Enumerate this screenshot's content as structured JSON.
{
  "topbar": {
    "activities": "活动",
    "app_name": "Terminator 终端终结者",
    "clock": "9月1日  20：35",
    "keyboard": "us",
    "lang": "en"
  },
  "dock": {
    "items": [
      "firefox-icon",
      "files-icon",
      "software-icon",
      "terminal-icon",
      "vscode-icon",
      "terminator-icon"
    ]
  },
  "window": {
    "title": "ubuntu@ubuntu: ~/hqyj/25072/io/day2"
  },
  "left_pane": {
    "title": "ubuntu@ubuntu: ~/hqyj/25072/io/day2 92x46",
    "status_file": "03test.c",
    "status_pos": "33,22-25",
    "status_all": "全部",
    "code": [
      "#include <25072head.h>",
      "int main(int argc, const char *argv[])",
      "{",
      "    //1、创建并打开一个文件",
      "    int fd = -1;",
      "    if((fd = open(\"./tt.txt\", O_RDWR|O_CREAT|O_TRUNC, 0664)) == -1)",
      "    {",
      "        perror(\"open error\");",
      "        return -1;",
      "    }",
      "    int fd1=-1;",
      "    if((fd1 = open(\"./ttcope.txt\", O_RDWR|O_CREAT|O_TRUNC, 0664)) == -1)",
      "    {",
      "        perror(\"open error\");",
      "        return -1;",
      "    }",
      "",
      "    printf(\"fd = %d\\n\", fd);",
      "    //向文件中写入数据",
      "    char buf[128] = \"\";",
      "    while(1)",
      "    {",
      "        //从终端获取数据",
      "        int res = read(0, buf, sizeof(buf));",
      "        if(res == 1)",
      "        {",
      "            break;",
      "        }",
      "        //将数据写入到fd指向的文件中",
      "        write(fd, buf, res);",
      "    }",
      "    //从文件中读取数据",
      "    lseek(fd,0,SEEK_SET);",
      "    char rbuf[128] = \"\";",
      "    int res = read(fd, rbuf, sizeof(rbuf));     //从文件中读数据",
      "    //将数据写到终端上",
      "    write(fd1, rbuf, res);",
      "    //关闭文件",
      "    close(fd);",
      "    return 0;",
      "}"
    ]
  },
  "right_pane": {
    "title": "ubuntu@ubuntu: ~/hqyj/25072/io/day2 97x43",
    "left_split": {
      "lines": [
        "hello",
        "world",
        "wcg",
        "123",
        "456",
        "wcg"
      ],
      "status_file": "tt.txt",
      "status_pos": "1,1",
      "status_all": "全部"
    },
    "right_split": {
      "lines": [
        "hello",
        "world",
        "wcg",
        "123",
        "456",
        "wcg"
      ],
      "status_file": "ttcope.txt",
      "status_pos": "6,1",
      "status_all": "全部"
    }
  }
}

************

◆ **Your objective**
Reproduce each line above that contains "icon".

◆ **Expected output**
      "firefox-icon",
      "files-icon",
      "software-icon",
      "terminal-icon",
      "vscode-icon",
      "terminator-icon"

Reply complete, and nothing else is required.